Finally we made it to the beautiful Canal Copihue. The currents this time around felt less severe, probably because we didn’t have to use the pneumatic drill. We were able to time our dives with the current and take advantage of the currents in order to carry us from one dive site to the other all while at 20m.
After swapping out the two current meters in two different sites we began the process of photographing the long term monitoring experiments. To our surprise some of the recruitment plates we put out in March 2016 already had some life on them! Some anemones (closed up in this picture) are happy to colonize the free space.

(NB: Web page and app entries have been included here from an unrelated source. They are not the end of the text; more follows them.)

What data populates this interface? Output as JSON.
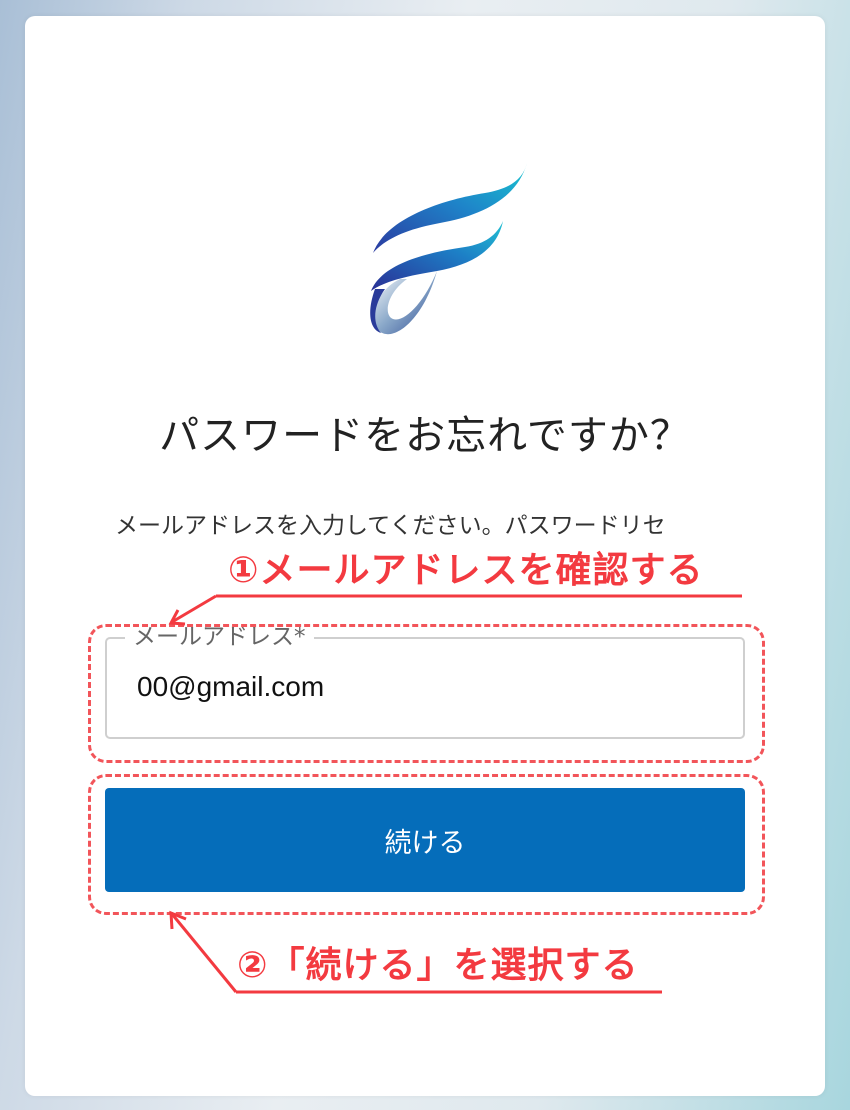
{
  "colors": {
    "primary_button": "#056dba",
    "annotation": "#f33a40",
    "highlight_border": "#f2555a",
    "title_text": "#222222"
  },
  "logo": {
    "icon": "stylized-f-ribbon-logo"
  },
  "page": {
    "title": "パスワードをお忘れですか？",
    "description": "メールアドレスを入力してください。パスワードリセ"
  },
  "email_field": {
    "label": "メールアドレス*",
    "value": "00@gmail.com"
  },
  "continue_button": {
    "label": "続ける"
  },
  "annotations": {
    "step1": "①メールアドレスを確認する",
    "step2": "②「続ける」を選択する"
  }
}
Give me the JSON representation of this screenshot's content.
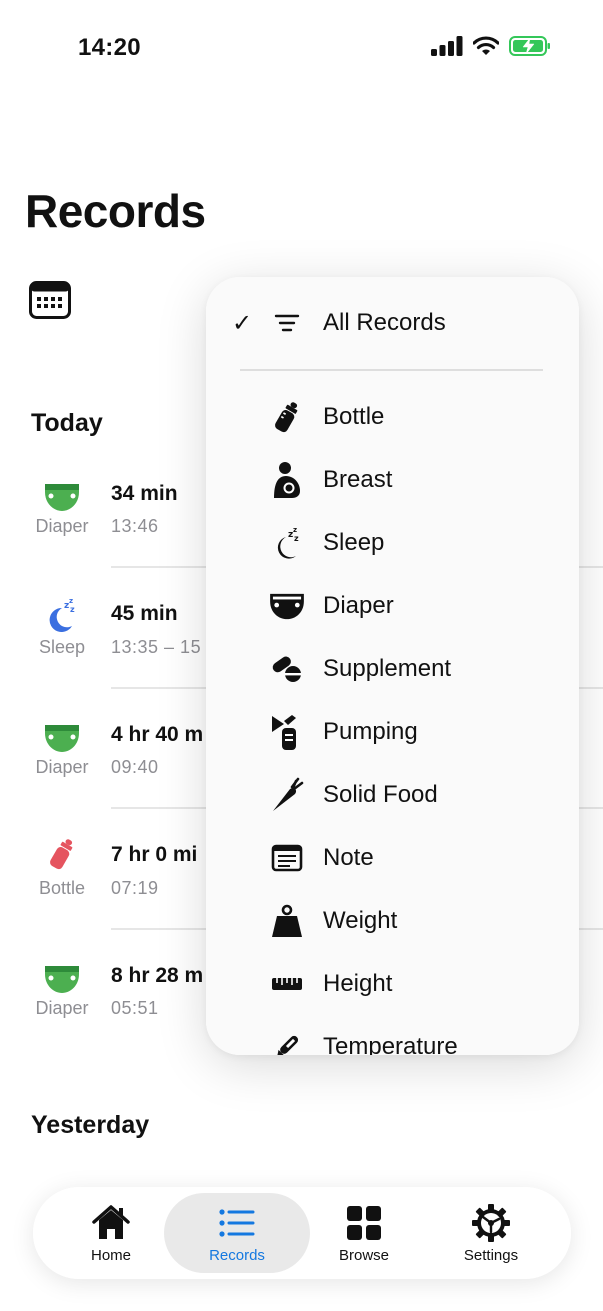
{
  "status_bar": {
    "time": "14:20"
  },
  "page": {
    "title": "Records"
  },
  "sections": {
    "today": "Today",
    "yesterday": "Yesterday"
  },
  "records": [
    {
      "label": "Diaper",
      "duration": "34 min",
      "time": "13:46",
      "icon": "diaper-icon",
      "color": "#4caf50"
    },
    {
      "label": "Sleep",
      "duration": "45 min",
      "time": "13:35 – 15",
      "icon": "sleep-icon",
      "color": "#3b6fe0"
    },
    {
      "label": "Diaper",
      "duration": "4 hr 40 m",
      "time": "09:40",
      "icon": "diaper-icon",
      "color": "#4caf50"
    },
    {
      "label": "Bottle",
      "duration": "7 hr 0 mi",
      "time": "07:19",
      "icon": "bottle-icon",
      "color": "#e5545f"
    },
    {
      "label": "Diaper",
      "duration": "8 hr 28 m",
      "time": "05:51",
      "icon": "diaper-icon",
      "color": "#4caf50"
    }
  ],
  "menu": {
    "selected": "All Records",
    "items": [
      {
        "label": "All Records",
        "icon": "filter-lines-icon",
        "checked": true
      },
      {
        "label": "Bottle",
        "icon": "bottle-icon"
      },
      {
        "label": "Breast",
        "icon": "breastfeeding-icon"
      },
      {
        "label": "Sleep",
        "icon": "sleep-icon"
      },
      {
        "label": "Diaper",
        "icon": "diaper-icon"
      },
      {
        "label": "Supplement",
        "icon": "pills-icon"
      },
      {
        "label": "Pumping",
        "icon": "breast-pump-icon"
      },
      {
        "label": "Solid Food",
        "icon": "carrot-icon"
      },
      {
        "label": "Note",
        "icon": "note-icon"
      },
      {
        "label": "Weight",
        "icon": "weight-icon"
      },
      {
        "label": "Height",
        "icon": "ruler-icon"
      },
      {
        "label": "Temperature",
        "icon": "thermometer-icon"
      }
    ],
    "check_glyph": "✓"
  },
  "tabs": [
    {
      "label": "Home",
      "icon": "home-icon",
      "active": false
    },
    {
      "label": "Records",
      "icon": "list-icon",
      "active": true
    },
    {
      "label": "Browse",
      "icon": "grid-icon",
      "active": false
    },
    {
      "label": "Settings",
      "icon": "gear-icon",
      "active": false
    }
  ],
  "colors": {
    "accent": "#1478e0",
    "diaper": "#4caf50",
    "sleep": "#3b6fe0",
    "bottle": "#e5545f",
    "battery": "#34c759"
  }
}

We establish three sites in the canal and work feverishly to drill enough holes to install our equipment with the limited number of days we have left. The time it takes to drill is the bottleneck of the operation. With the force one must exert to operate the drill and remain in place against the current we are consuming air much more rapidly than normal. We install two current meters (seen in above photo). This device measures the speed and direction of the current in the canal, which seems to be wind driven by the neighboring larger bodies of water at either end of the canal. We assume that the current is wind driven because within a one hour period it can easily change directions entirely up to three times.